> Exercise description
Find every line with the string "always" in the material below and copy it.
*** Opening Exercise data ***
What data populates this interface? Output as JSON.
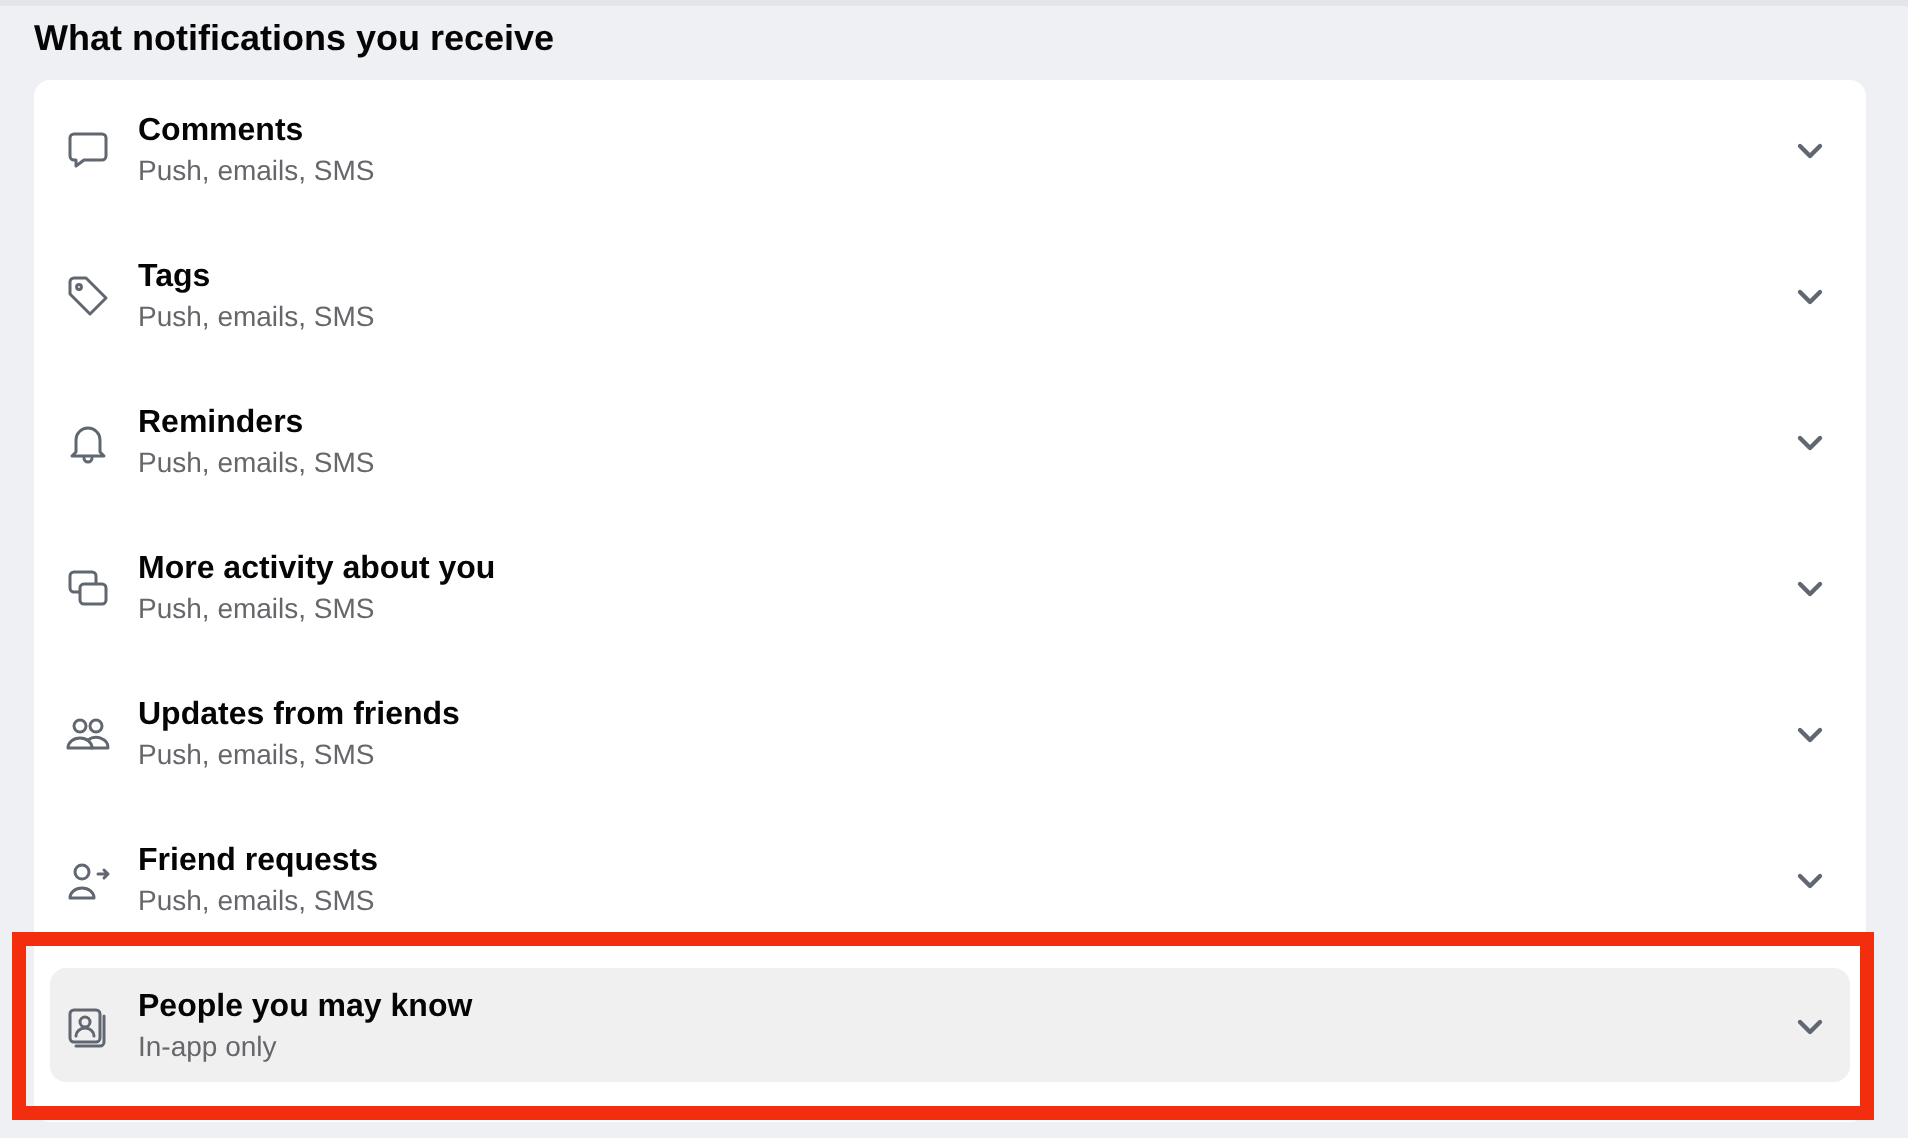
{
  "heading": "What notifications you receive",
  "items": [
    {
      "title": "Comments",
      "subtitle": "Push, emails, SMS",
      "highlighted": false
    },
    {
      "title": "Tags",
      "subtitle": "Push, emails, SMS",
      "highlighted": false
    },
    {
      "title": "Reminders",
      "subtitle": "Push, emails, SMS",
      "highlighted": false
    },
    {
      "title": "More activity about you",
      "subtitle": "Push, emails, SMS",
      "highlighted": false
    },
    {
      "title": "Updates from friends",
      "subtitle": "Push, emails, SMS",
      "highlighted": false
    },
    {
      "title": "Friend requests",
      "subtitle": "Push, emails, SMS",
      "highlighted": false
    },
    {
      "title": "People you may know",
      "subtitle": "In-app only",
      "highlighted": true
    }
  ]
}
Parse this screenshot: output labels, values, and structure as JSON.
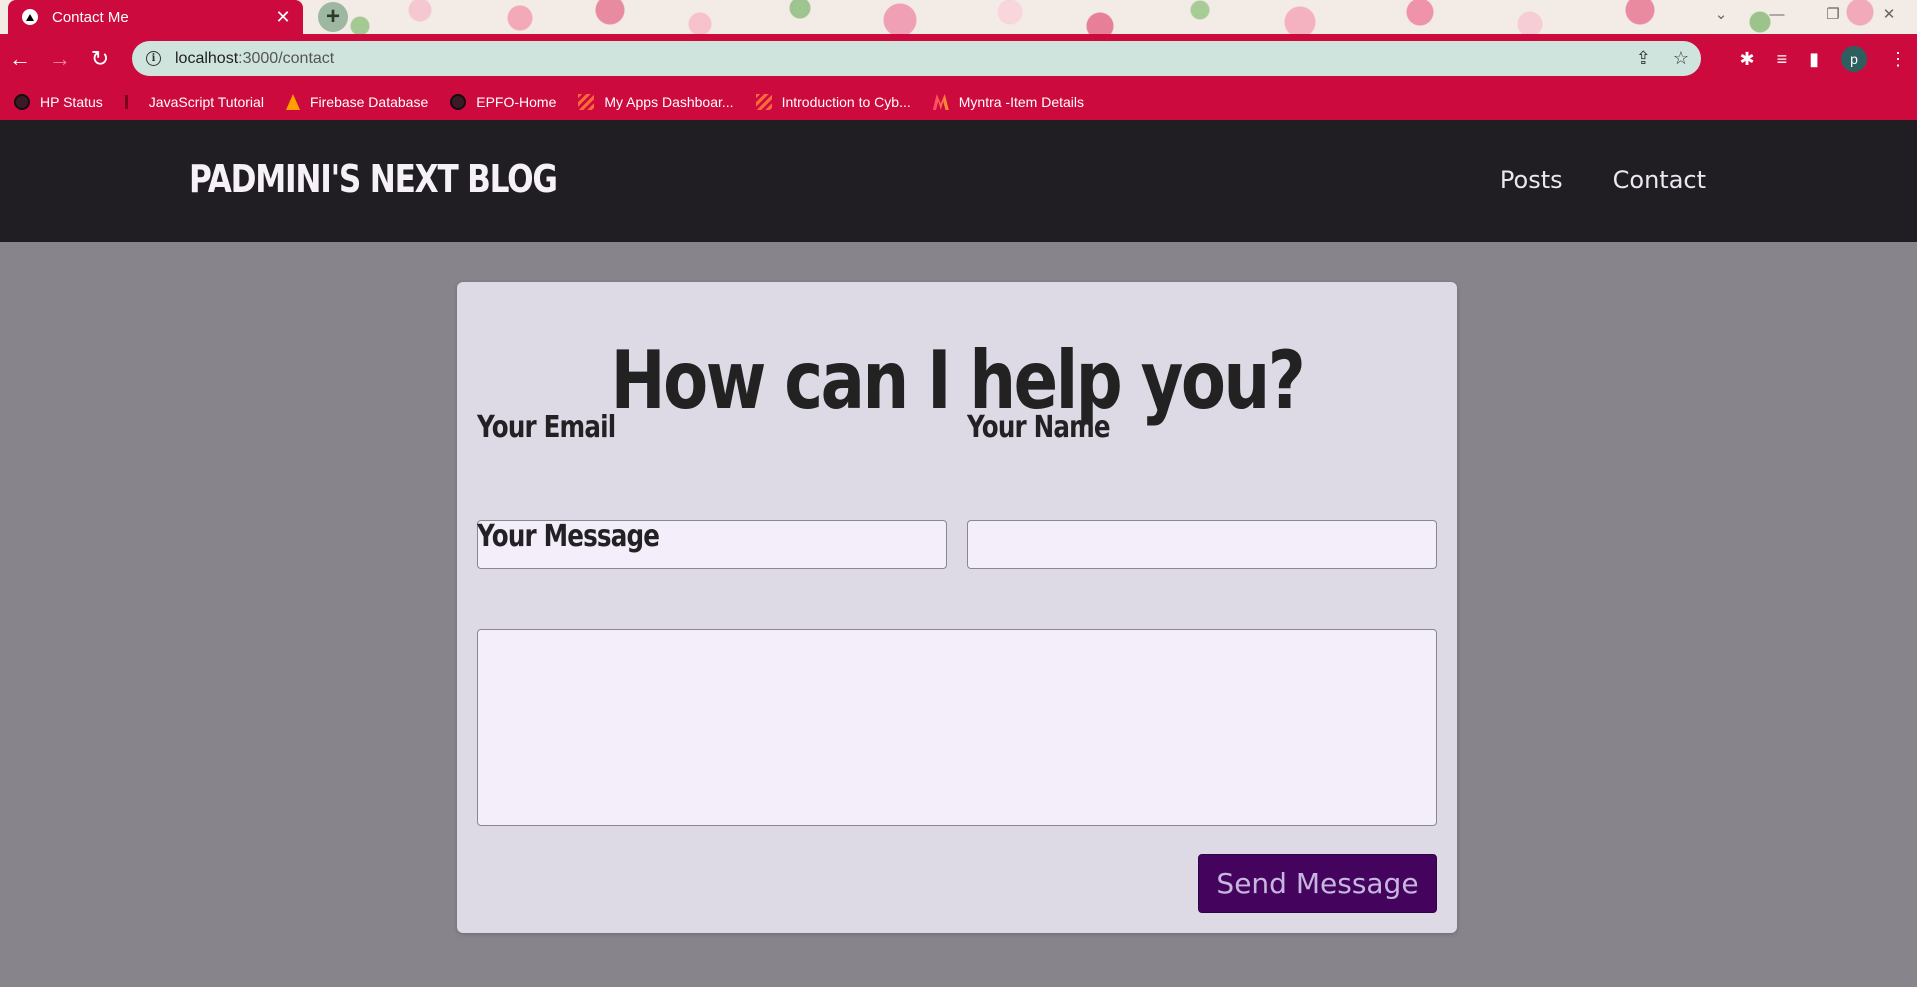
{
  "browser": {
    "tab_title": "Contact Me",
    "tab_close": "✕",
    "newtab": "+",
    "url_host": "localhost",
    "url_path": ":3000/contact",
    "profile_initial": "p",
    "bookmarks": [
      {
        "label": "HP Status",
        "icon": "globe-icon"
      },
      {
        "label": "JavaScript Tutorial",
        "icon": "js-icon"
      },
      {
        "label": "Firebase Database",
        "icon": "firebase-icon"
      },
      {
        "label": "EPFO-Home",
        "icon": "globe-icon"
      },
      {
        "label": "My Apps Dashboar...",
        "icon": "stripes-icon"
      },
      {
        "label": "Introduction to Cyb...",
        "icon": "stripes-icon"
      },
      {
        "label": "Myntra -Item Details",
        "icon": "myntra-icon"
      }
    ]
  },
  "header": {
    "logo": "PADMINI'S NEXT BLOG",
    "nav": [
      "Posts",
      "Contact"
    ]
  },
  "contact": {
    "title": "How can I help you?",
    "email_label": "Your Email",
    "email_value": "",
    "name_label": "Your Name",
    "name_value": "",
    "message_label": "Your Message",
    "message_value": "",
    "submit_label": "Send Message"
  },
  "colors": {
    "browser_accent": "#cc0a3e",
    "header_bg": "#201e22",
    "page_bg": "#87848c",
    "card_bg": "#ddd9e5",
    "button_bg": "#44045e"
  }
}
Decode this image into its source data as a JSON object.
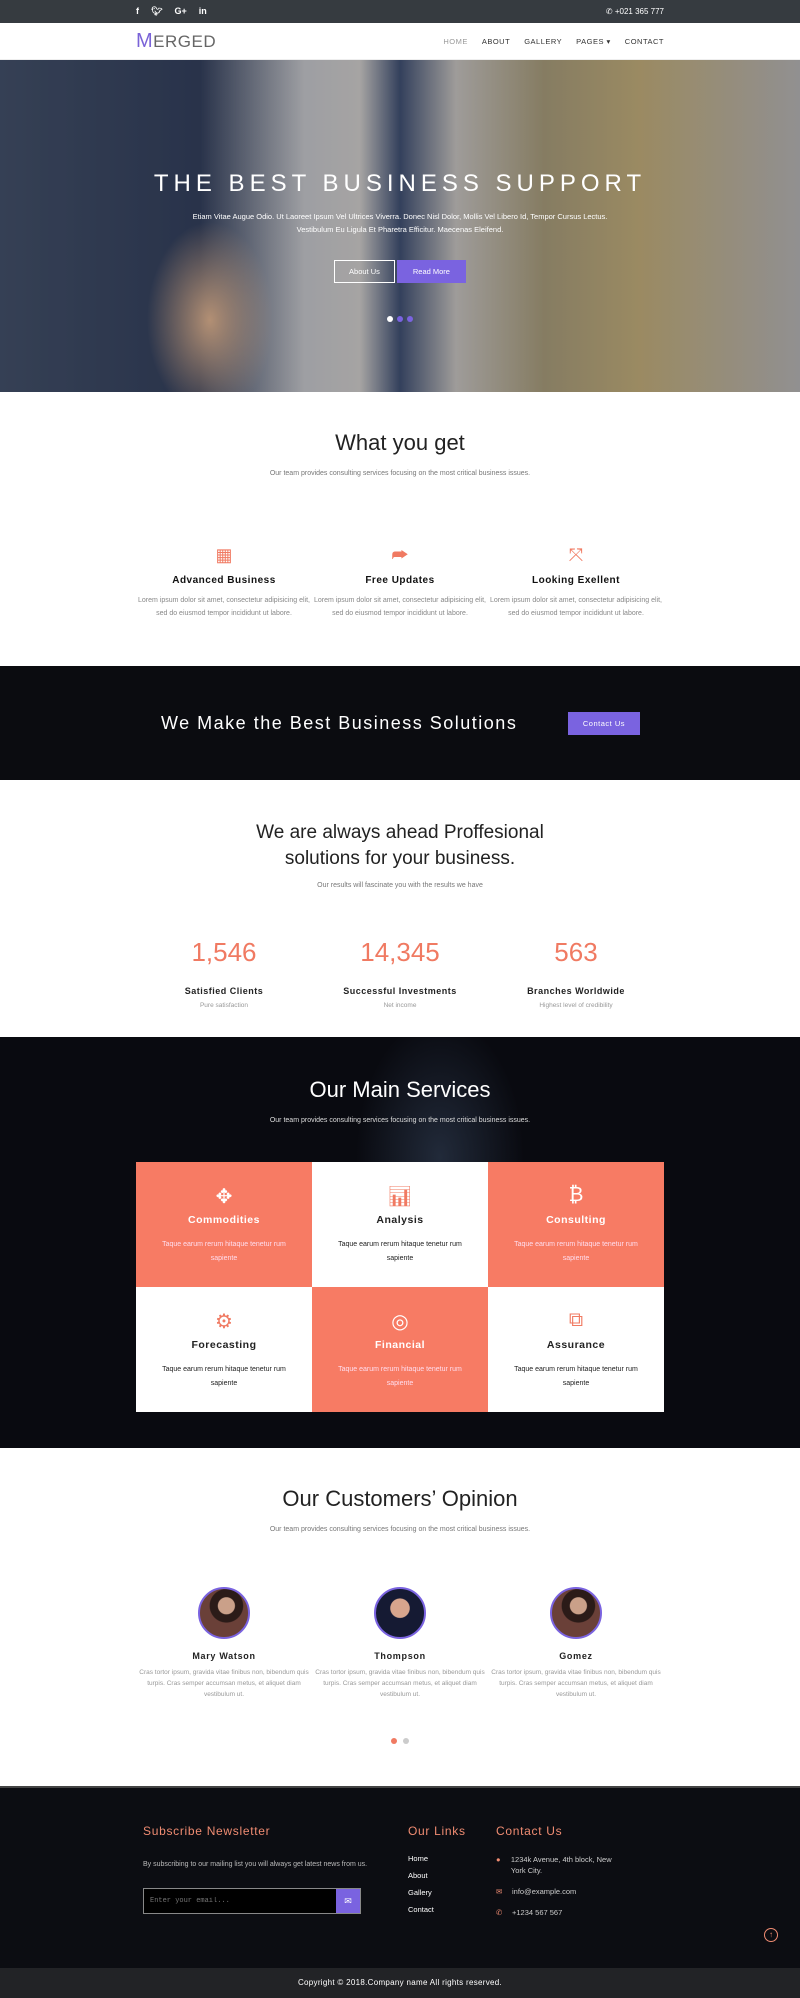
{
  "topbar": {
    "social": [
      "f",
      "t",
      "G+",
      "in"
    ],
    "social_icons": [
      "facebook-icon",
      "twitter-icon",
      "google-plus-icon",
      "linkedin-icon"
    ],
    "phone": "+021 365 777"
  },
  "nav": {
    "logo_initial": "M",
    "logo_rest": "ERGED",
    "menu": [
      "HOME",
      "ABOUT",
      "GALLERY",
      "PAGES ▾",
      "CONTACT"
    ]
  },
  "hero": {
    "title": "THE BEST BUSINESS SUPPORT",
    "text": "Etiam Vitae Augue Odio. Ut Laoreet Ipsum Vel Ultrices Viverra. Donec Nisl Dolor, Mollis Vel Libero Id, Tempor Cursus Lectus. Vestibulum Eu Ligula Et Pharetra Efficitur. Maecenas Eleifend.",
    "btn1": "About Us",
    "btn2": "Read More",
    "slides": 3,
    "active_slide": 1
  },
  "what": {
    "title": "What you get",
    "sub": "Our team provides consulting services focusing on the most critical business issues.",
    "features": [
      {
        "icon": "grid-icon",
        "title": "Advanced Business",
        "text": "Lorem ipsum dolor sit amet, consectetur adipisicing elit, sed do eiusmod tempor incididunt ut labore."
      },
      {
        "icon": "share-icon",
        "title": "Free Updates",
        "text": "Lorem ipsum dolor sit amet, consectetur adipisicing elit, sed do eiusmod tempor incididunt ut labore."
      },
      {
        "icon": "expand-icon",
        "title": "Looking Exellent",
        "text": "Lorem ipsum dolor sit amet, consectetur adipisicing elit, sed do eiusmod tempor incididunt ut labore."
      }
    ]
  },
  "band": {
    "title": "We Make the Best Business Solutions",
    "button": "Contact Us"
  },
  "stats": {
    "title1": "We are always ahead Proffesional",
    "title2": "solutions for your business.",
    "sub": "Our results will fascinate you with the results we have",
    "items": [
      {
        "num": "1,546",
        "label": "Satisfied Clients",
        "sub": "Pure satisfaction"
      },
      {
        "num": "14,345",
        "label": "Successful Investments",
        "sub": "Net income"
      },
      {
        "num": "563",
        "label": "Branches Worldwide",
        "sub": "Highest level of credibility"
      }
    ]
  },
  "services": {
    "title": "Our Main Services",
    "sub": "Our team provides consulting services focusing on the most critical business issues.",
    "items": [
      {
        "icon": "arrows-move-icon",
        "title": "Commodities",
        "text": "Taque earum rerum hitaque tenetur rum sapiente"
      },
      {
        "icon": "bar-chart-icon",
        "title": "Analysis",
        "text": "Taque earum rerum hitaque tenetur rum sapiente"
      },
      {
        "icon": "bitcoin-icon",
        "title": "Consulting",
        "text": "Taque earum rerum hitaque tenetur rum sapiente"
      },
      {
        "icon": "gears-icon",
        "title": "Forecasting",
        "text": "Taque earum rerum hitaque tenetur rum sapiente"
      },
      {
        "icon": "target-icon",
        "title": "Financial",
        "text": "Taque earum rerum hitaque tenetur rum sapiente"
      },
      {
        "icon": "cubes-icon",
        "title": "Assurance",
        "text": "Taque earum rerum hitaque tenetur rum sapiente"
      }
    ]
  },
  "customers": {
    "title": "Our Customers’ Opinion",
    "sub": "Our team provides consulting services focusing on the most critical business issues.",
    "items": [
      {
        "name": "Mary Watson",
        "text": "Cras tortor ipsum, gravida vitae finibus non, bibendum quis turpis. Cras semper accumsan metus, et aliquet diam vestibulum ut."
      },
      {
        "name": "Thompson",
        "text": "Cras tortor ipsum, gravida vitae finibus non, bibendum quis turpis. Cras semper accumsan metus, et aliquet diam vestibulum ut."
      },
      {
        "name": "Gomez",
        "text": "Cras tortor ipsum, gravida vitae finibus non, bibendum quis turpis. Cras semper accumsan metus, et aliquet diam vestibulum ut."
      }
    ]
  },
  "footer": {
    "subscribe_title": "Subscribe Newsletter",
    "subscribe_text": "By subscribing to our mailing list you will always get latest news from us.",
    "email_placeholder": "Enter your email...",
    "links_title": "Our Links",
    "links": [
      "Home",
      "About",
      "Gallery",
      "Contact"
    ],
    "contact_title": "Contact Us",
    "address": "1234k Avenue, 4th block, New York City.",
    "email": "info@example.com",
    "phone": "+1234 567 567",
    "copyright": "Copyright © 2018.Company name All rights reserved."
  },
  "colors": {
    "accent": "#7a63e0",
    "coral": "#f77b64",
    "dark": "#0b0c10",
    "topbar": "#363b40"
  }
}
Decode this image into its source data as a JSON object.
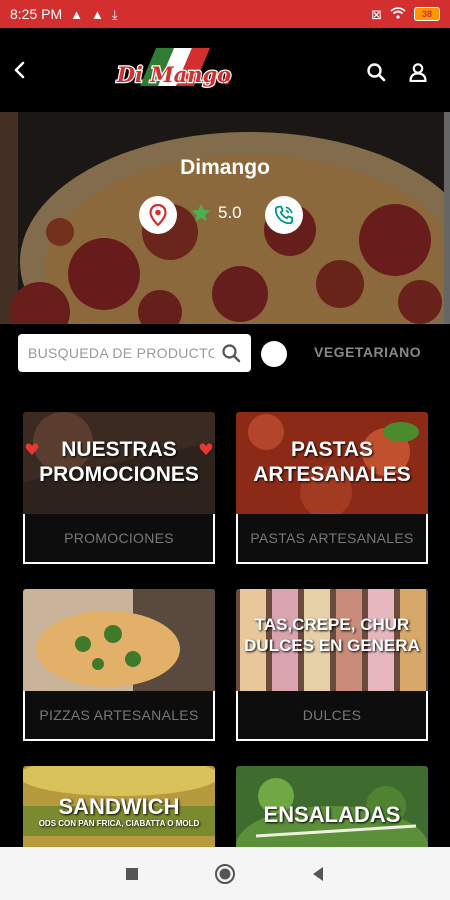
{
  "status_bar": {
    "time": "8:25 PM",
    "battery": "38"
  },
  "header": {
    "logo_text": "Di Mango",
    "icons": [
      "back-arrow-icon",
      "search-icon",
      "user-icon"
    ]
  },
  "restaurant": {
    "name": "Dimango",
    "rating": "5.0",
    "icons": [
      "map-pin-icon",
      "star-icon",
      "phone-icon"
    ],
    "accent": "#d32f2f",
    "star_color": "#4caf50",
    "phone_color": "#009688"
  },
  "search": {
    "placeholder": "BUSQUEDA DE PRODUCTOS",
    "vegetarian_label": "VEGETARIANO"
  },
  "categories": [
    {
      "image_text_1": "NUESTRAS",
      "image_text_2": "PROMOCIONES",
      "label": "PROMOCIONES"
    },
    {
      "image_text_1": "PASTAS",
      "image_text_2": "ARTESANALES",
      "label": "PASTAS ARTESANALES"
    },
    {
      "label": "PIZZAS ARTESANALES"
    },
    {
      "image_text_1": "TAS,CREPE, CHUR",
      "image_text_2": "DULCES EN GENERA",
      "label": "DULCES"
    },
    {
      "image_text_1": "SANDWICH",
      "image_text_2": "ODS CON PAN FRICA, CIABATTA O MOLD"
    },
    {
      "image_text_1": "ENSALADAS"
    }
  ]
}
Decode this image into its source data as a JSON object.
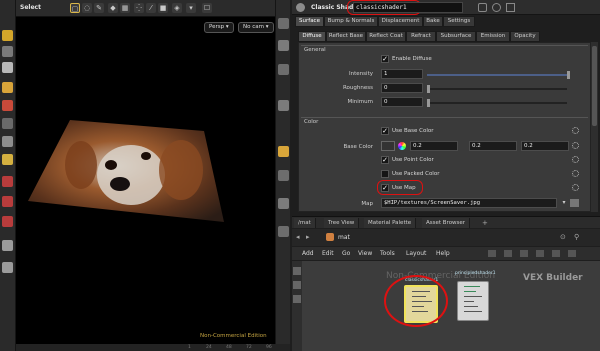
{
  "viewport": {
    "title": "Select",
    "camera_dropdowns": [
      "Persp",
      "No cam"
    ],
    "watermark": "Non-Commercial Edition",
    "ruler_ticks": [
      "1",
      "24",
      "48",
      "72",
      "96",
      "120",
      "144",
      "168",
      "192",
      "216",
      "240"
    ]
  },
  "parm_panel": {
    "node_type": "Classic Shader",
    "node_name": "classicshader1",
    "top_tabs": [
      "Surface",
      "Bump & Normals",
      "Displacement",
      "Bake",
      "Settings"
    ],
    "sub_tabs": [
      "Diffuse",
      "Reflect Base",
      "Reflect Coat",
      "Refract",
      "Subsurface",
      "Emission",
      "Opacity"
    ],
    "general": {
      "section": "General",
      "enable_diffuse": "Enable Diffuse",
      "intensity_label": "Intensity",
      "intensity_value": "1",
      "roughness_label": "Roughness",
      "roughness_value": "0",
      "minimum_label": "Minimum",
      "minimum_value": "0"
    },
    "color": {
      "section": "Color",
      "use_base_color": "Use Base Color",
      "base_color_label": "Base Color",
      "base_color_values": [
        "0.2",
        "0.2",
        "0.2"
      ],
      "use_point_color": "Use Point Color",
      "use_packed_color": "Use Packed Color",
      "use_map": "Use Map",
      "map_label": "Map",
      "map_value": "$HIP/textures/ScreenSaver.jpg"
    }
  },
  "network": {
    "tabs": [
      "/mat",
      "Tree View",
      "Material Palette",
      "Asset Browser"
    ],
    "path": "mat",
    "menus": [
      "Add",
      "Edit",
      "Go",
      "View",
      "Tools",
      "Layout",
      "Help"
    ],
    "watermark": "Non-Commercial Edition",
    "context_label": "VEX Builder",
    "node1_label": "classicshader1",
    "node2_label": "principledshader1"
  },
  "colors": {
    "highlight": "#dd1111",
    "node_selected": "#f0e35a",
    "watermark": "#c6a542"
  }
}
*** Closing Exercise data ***
> Written answer
    "title1": "We are always ahead Proffesional",
    "subscribe_text": "By subscribing to our mailing list you will always get latest news from us.",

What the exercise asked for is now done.